Task data:

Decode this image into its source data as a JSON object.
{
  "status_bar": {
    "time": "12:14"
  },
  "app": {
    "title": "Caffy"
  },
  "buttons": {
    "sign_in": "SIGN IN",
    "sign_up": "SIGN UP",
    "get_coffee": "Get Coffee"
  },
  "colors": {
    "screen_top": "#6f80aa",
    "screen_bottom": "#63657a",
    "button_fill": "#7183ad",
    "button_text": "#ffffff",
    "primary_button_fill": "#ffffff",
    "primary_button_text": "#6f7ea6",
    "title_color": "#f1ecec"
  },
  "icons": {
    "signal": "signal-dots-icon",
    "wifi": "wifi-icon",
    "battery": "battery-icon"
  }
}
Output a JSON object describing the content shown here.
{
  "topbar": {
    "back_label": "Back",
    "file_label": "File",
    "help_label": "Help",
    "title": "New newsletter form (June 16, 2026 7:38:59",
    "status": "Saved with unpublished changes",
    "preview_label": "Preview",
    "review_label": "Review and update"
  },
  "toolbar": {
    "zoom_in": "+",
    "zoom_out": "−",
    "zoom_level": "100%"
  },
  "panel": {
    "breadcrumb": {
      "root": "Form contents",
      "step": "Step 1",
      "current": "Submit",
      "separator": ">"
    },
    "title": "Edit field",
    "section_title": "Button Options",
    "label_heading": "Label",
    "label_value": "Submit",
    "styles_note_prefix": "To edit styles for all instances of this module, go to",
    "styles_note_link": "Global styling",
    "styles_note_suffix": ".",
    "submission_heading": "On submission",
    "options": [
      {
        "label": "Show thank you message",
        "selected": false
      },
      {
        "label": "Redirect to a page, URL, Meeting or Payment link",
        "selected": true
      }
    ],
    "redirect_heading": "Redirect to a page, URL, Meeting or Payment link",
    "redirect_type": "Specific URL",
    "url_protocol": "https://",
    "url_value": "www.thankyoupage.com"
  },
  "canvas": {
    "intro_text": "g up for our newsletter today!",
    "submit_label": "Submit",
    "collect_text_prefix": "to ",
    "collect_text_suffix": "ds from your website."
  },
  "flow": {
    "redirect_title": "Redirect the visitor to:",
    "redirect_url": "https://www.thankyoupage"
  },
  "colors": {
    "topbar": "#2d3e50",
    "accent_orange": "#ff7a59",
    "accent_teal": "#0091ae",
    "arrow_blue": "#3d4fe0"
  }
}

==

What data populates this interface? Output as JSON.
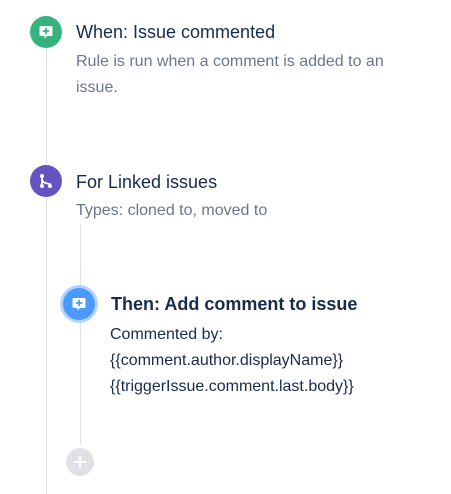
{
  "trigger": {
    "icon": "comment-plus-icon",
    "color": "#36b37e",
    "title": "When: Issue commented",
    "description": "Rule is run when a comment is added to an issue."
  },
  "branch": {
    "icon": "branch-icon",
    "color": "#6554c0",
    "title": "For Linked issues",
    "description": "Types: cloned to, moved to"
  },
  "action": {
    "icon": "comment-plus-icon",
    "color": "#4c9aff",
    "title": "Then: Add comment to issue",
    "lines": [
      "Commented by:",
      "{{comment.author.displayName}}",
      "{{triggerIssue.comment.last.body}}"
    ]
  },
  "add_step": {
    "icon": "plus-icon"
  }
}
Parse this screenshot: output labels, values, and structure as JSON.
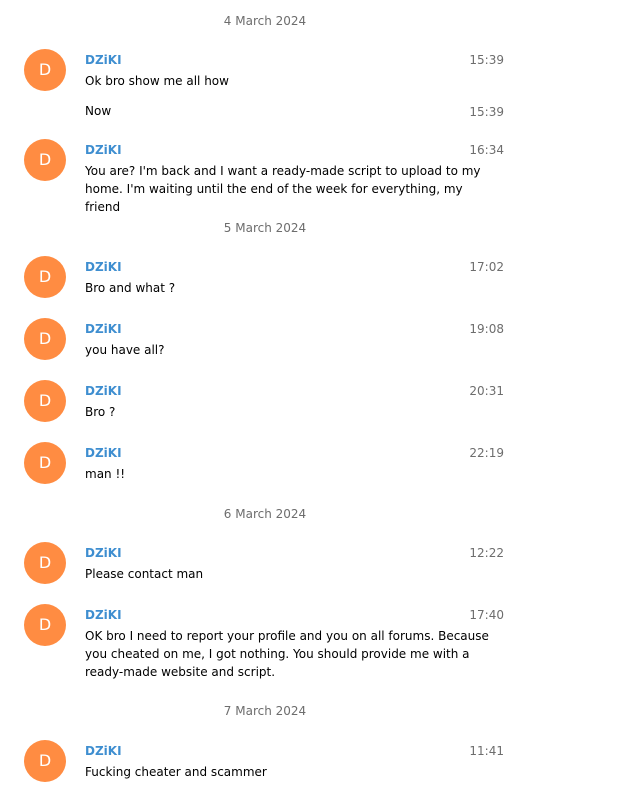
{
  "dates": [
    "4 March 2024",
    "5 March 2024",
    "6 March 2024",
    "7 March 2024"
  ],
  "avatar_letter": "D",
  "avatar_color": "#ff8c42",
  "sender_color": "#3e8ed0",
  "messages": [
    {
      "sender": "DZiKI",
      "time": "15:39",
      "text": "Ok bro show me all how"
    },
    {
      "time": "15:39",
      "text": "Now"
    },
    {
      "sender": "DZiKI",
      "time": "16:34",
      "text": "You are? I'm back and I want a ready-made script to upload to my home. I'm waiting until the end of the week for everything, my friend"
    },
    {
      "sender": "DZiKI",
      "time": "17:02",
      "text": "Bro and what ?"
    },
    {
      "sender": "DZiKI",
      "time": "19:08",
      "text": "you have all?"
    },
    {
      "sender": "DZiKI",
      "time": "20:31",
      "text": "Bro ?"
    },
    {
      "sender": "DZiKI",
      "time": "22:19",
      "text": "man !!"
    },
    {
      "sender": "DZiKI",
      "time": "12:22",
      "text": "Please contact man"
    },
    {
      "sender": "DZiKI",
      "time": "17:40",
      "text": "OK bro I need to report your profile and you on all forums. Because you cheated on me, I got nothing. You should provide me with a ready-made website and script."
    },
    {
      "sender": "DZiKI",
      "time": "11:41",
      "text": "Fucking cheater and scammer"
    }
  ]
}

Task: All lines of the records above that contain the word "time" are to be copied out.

Result:
    "time": "12:14"
      "time": "15:39",
      "time": "15:39",
      "time": "16:34",
      "time": "17:02",
      "time": "19:08",
      "time": "20:31",
      "time": "22:19",
      "time": "12:22",
      "time": "17:40",
      "time": "11:41",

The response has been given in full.